**Directions for this task:** The data are to be restated in full, exactly as presented.

**Study material:**
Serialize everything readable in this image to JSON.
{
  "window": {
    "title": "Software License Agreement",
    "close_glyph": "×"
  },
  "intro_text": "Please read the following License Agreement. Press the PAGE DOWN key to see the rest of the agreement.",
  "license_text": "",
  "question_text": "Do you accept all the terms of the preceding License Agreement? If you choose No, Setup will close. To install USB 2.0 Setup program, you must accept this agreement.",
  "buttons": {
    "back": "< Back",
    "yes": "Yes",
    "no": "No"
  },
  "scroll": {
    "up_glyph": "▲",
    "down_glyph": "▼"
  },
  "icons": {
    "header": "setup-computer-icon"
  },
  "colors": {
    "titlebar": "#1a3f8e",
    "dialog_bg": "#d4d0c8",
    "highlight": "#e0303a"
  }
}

**Response to this exercise:**
Serialize everything readable in this image to JSON.
{
  "window": {
    "title": "Software License Agreement",
    "close_glyph": "×"
  },
  "intro_text": "Please read the following License Agreement. Press the PAGE DOWN key to see the rest of the agreement.",
  "license_text": "",
  "question_text": "Do you accept all the terms of the preceding License Agreement? If you choose No, Setup will close. To install USB 2.0 Setup program, you must accept this agreement.",
  "buttons": {
    "back": "< Back",
    "yes": "Yes",
    "no": "No"
  },
  "scroll": {
    "up_glyph": "▲",
    "down_glyph": "▼"
  },
  "icons": {
    "header": "setup-computer-icon"
  },
  "colors": {
    "titlebar": "#1a3f8e",
    "dialog_bg": "#d4d0c8",
    "highlight": "#e0303a"
  }
}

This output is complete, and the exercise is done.